Within the capital stack you laid out, EIP plays in everything from early catalytic capital to later-stage venture and commercial debt. We don't yet play on the bookends of grants or infrastructure. When I think about EIP’s model, we’re investing heavily in the platform. We’ve built teams around research & innovation, ESG, and back office infrastructure. We see ourselves as a platform that can launch new products to meet whatever the market is looking for. Within the traditional equity context, we want to be able to be the first check into a company (Seed or Series A), the last check (pre-IPO or growth round), and operate everywhere in between. Great founders and companies operate at every stage of the spectrum you laid out, so we really need to stay flexible. Our goal today is to cover 80% of the Climate Capital Stack - and in five years from now - perhaps cover the entire gamut.

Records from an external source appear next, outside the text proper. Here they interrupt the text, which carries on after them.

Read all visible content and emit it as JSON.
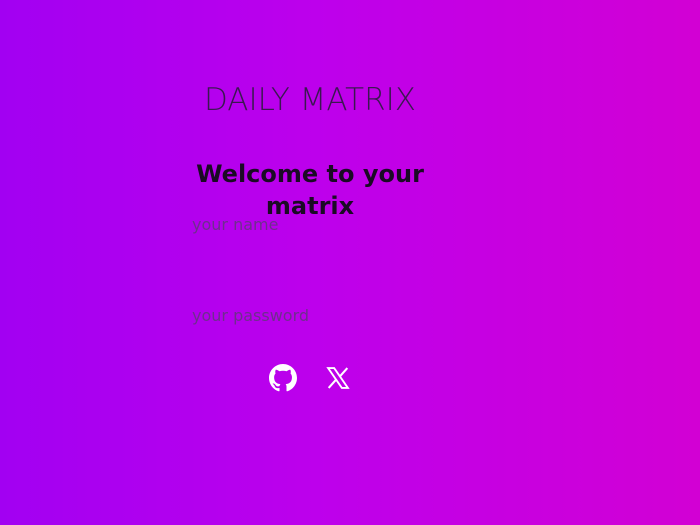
{
  "header": {
    "brand": "DAILY MATRIX"
  },
  "login": {
    "title": "Welcome to your matrix",
    "name_placeholder": "your name",
    "password_placeholder": "your password"
  },
  "socials": [
    {
      "icon": "github-icon",
      "label": "GitHub"
    },
    {
      "icon": "x-icon",
      "label": "X"
    }
  ],
  "colors": {
    "gradient_start": "#a200f2",
    "gradient_end": "#d200d4",
    "icon": "#ffffff"
  }
}
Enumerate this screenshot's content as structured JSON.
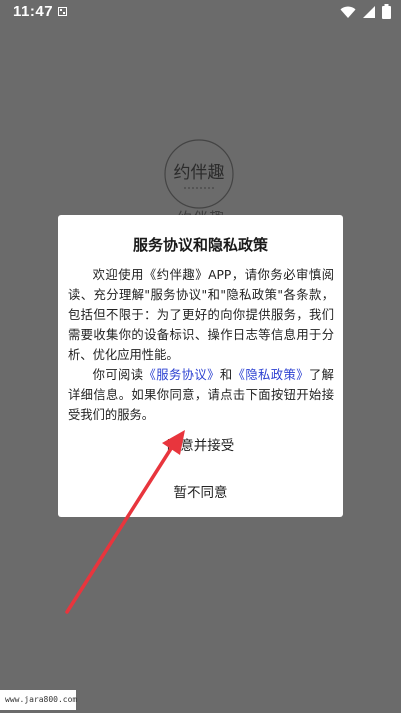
{
  "status_bar": {
    "time": "11:47",
    "icons": [
      "notification-icon",
      "wifi-icon",
      "signal-icon",
      "battery-icon"
    ]
  },
  "splash": {
    "logo_text": "约伴趣",
    "app_name": "约伴趣"
  },
  "dialog": {
    "title": "服务协议和隐私政策",
    "paragraph1": "欢迎使用《约伴趣》APP，请你务必审慎阅读、充分理解\"服务协议\"和\"隐私政策\"各条款，包括但不限于：为了更好的向你提供服务，我们需要收集你的设备标识、操作日志等信息用于分析、优化应用性能。",
    "paragraph2_prefix": "你可阅读",
    "service_link": "《服务协议》",
    "paragraph2_and": "和",
    "privacy_link": "《隐私政策》",
    "paragraph2_suffix": "了解详细信息。如果你同意，请点击下面按钮开始接受我们的服务。",
    "agree_button": "同意并接受",
    "disagree_button": "暂不同意"
  },
  "watermark": "www.jara800.com",
  "colors": {
    "overlay": "#6b6b6b",
    "link": "#2a3fd1",
    "arrow": "#e8353d"
  }
}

Where do you see the gaps in funding climate innovation?
There's been a lot of excitement around new infrastructure capital flowing into the market, but a lot of that capital still struggles to embrace early stage tech complexity. Generate Capital has done a fantastic job pioneering this type of infra financing. Even for companies like Form Energy, which are first-of-its-kind and creating a step-change in technology, there’s still a significant gap on the infrastructure capital side.
The other key driver accelerating climate tech is talent. What’s different about the type or scale of talent entering climate tech today?

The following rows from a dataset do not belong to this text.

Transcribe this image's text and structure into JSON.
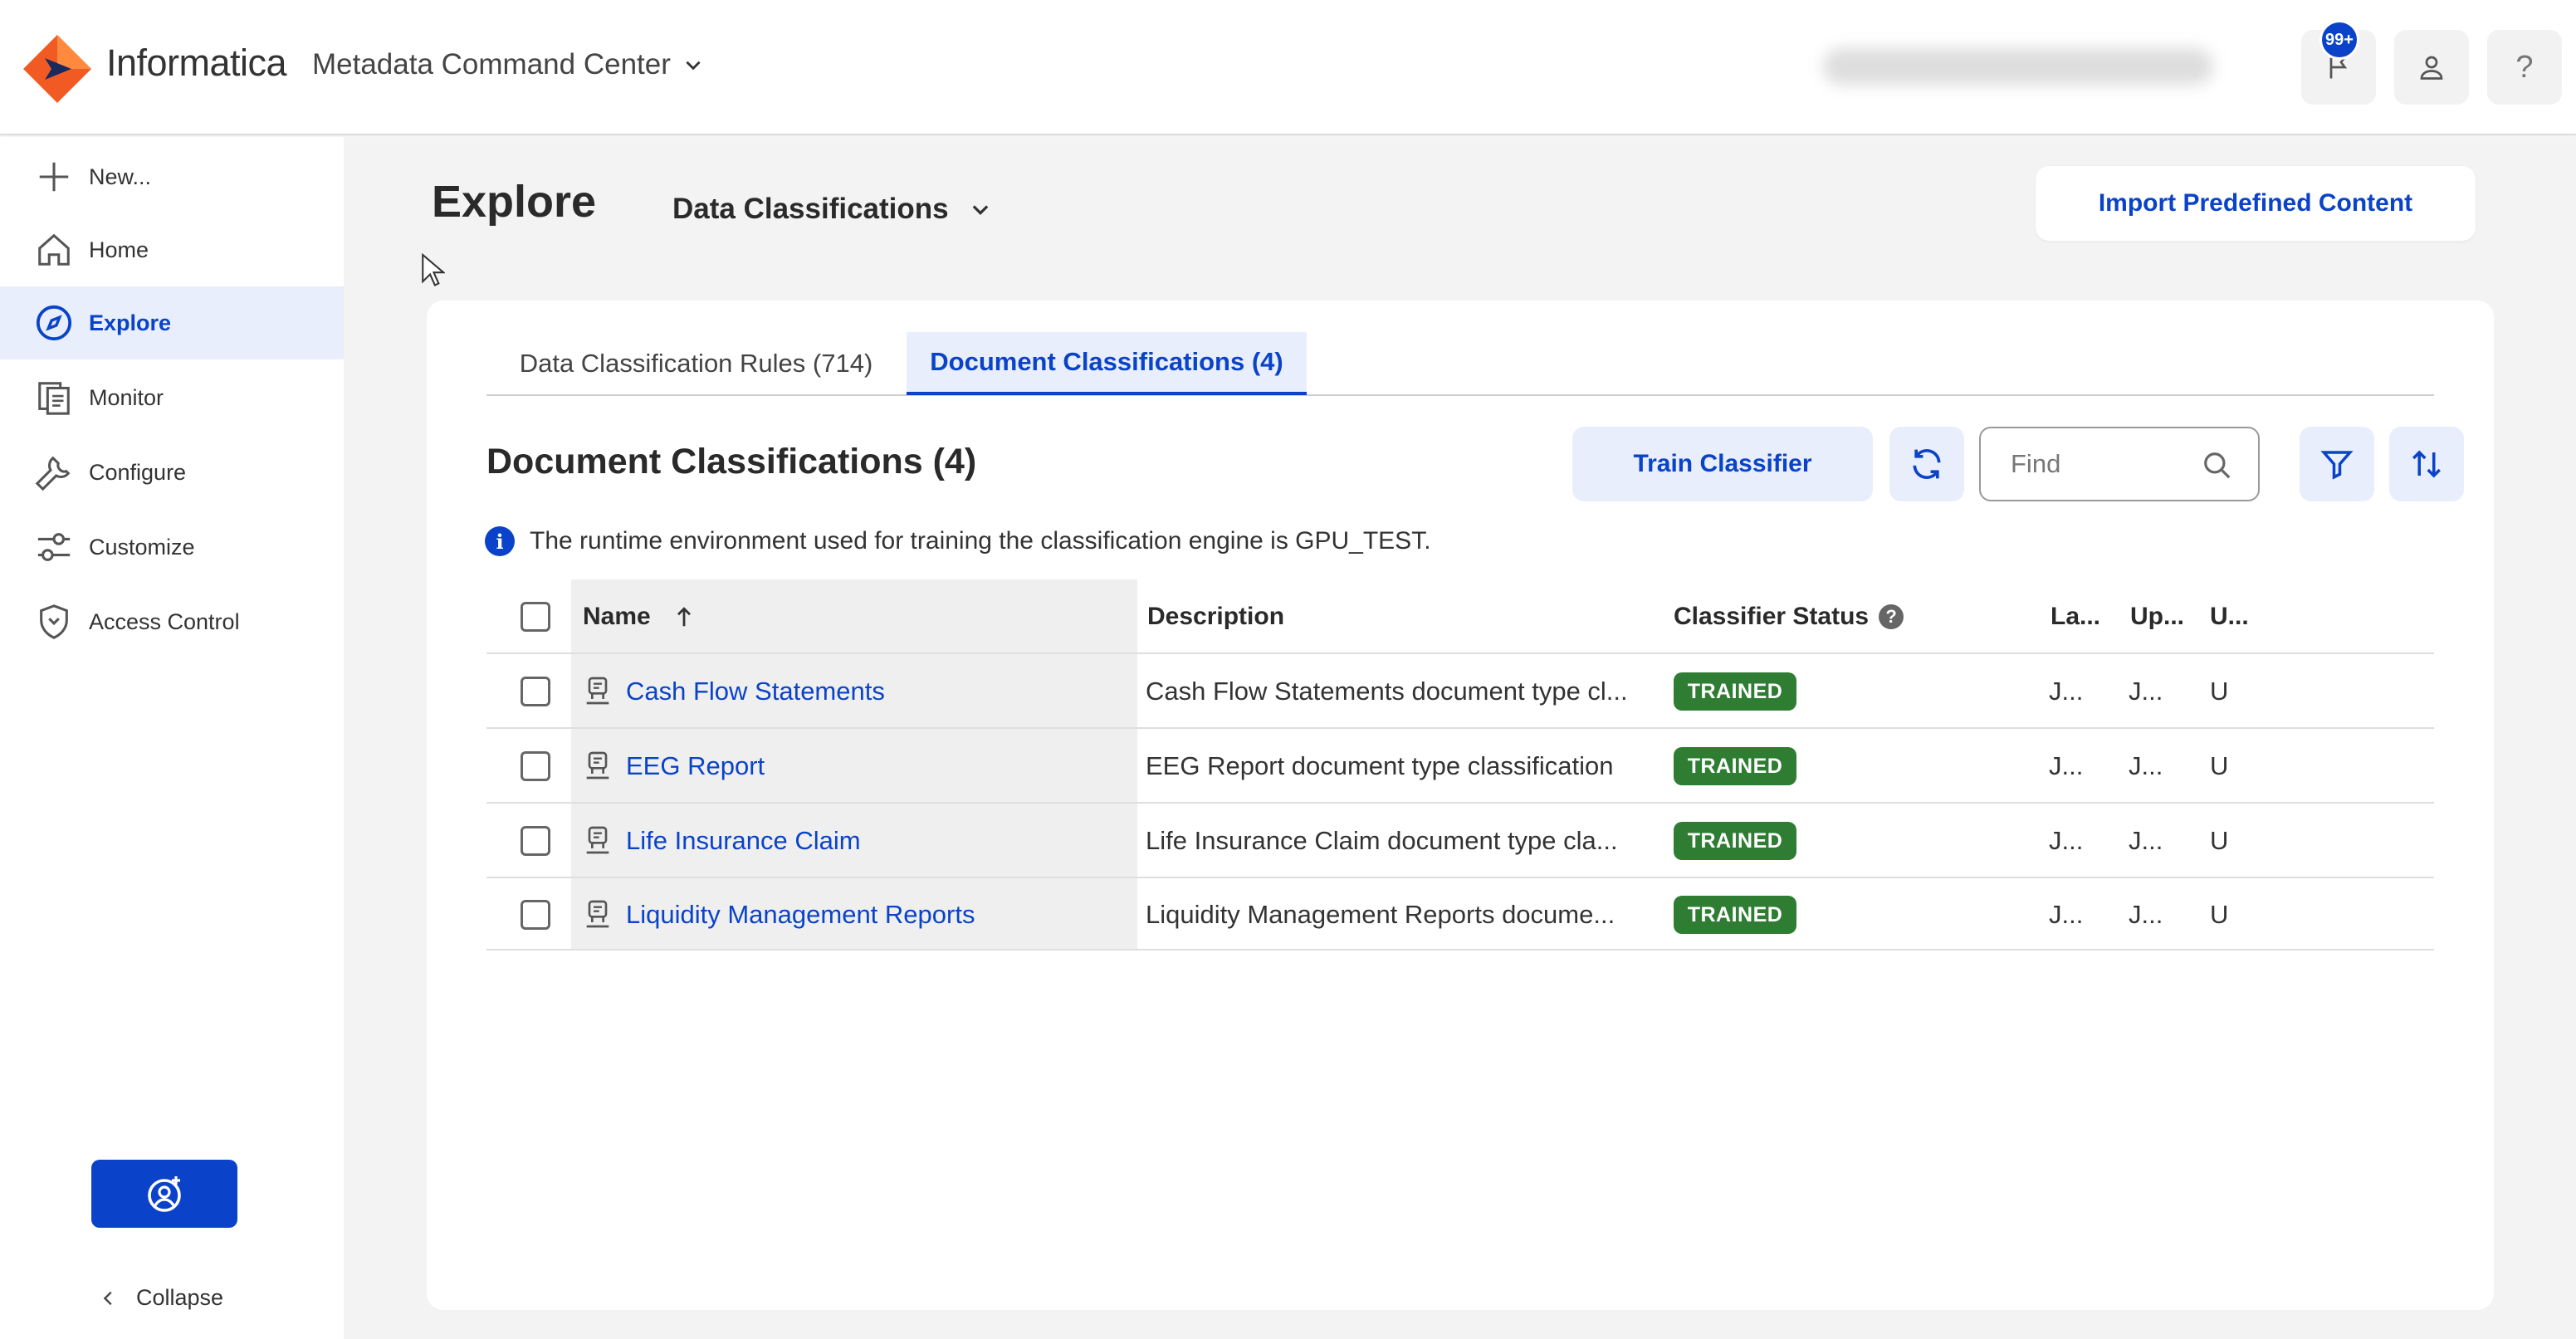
{
  "header": {
    "brand": "Informatica",
    "app_name": "Metadata Command Center",
    "notification_count": "99+",
    "help_glyph": "?"
  },
  "sidebar": {
    "items": [
      {
        "label": "New...",
        "icon": "plus-icon"
      },
      {
        "label": "Home",
        "icon": "home-icon"
      },
      {
        "label": "Explore",
        "icon": "compass-icon",
        "active": true
      },
      {
        "label": "Monitor",
        "icon": "documents-icon"
      },
      {
        "label": "Configure",
        "icon": "wrench-icon"
      },
      {
        "label": "Customize",
        "icon": "sliders-icon"
      },
      {
        "label": "Access Control",
        "icon": "shield-icon"
      }
    ],
    "collapse_label": "Collapse"
  },
  "page": {
    "title": "Explore",
    "asset_type": "Data Classifications",
    "import_label": "Import Predefined Content"
  },
  "tabs": [
    {
      "label": "Data Classification Rules (714)",
      "active": false
    },
    {
      "label": "Document Classifications (4)",
      "active": true
    }
  ],
  "section": {
    "title": "Document Classifications (4)",
    "train_label": "Train Classifier",
    "find_placeholder": "Find",
    "info_text": "The runtime environment used for training the classification engine is GPU_TEST."
  },
  "table": {
    "columns": [
      "Name",
      "Description",
      "Classifier Status",
      "La...",
      "Up...",
      "U..."
    ],
    "rows": [
      {
        "name": "Cash Flow Statements",
        "description": "Cash Flow Statements document type cl...",
        "status": "TRAINED",
        "la": "J...",
        "up": "J...",
        "u": "U"
      },
      {
        "name": "EEG Report",
        "description": "EEG Report document type classification",
        "status": "TRAINED",
        "la": "J...",
        "up": "J...",
        "u": "U"
      },
      {
        "name": "Life Insurance Claim",
        "description": "Life Insurance Claim document type cla...",
        "status": "TRAINED",
        "la": "J...",
        "up": "J...",
        "u": "U"
      },
      {
        "name": "Liquidity Management Reports",
        "description": "Liquidity Management Reports docume...",
        "status": "TRAINED",
        "la": "J...",
        "up": "J...",
        "u": "U"
      }
    ]
  },
  "colors": {
    "accent": "#0a43c9",
    "trained": "#2e7d32",
    "logo_orange": "#f15a22"
  }
}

This is one of the most exciting parts about this whole transition and what really makes today feel different from the last cleantech wave. There’s never been a more compelling time to bet your career on climate tech - the policy, investment, and startup ecosystem are all aligning in a way that’s really exciting. I had a conversation with Daversa, which is one of the top exec search firms in the world, who said that 7 out of 10 of the candidates they interview want to be considered for a career in sustainability. We’re seeing this firsthand in our portfolio. Arcadia has been able to recruit from the likes of Pinterest and ClassPass. Urbint has recruited from Palantir, Salesforce and Datadog. Some of the best talent in the world is moving into this space not just because they want to prioritize impact, but because they see this as a path to make an incredible financial return. I think both of those things have to coincide to really transition talent from traditional big tech into climate tech.
Congrats, EIP just raised $1B for Fund II! How do the LPs and strategy differ this time around?
From a macro perspective, everything has changed. The public markets have really woken up to the opportunity that climate tech companies present. The investment landscape has also expanded. Six years ago, we were a $500m fund and we would get questions as to whether there were enough investable companies for a fund of that size. Now we’re twice the size and see endless opportunities across the spectrum.
In terms of EIP’s specific strategy, we’re doing more of the same with a broader universe of strategic LPs. As we think about what we've really institutionalized at EIP, it's the ability to connect strategic LPs with innovative startups in a virtuous cycle that creates value for all parties involved. Utilities continue to be the lifeblood of our strategic coalition, but we’ve now expanded our strategic partner base into real estate, transportation, and industrial operators. Broadening out that coalition is really exciting because it increases the number of tools that we have to deliver value to our portfolio companies. The next wave of decarbonization and electrification will not only affect utilities, but industrial, transportation companies and real estate operators - basically anyone with a significant load. And those intersections will only become more obvious with time.
How the US DFC is financing climate across the capital stack and around the world
More deals, fewer dollars in the first half of 2022
Overcoming the launch-to-deployment gap with Elemental Excelerator’s Dawn Lippert, Danya Hakeem, and Ramsay Siegal